Book review in a scholarly journal
The sub-discipline of accounting history has developed in various directions as it has matured over the last half of the previous century. These developments have not been purely descriptive. A number of capable accounting historians have made significant contributions to the literature by exploring the development of accounting, as well as its uses and its effects, in the context of the broader philosophical discourses that dominate the areas of economics, politics, management and historiography. The associated research output has become more sophisticated over the past two or three decades in particular, and, at least in my eyes, the ideas arising in these other disciplines have been borrowed, applied and considered in the area of accounting history to great effect.

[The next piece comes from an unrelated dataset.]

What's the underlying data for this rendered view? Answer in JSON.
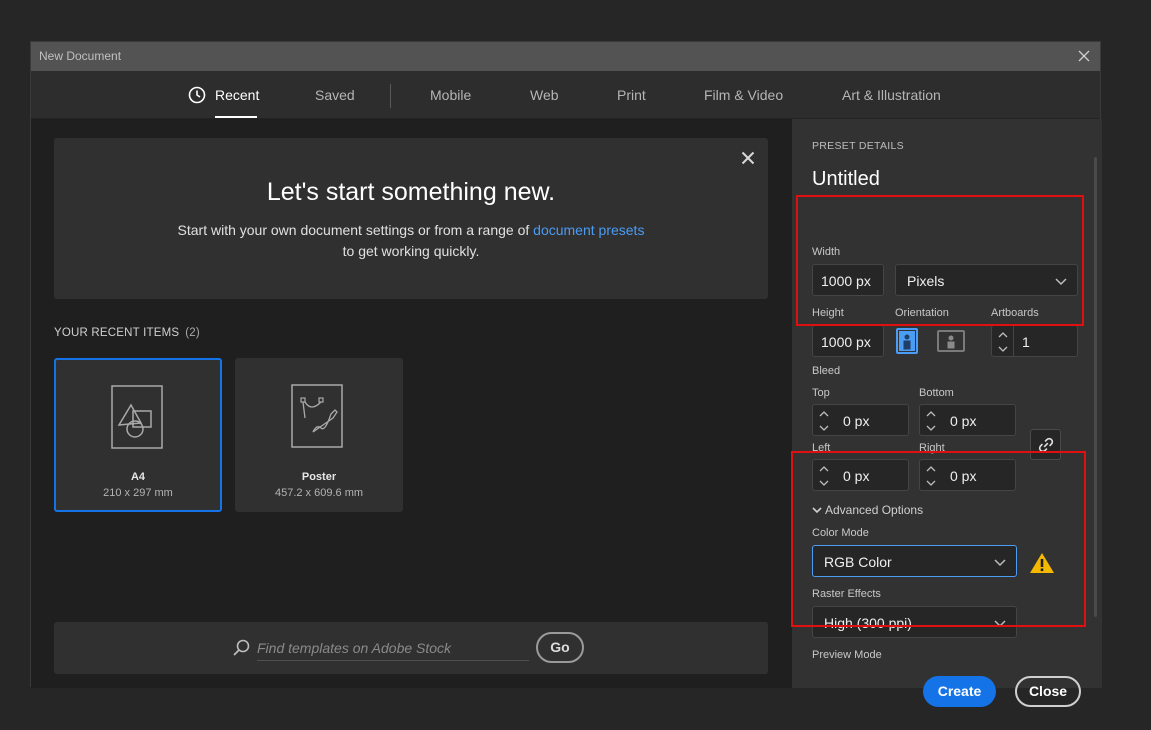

The book under review here is a sound example of this genre.
Gilchrist, D. (2010). [Book review: Oldroyd, D. (2007). Estates, enterprise and investment at the dawn of the Industrial Revolution: Estate management and accounting in the north-east of England c.1700—1780. Aldershot: Ashgate]. Accounting History, 15(3), 415-418. doi: 10.1177/1032373209346917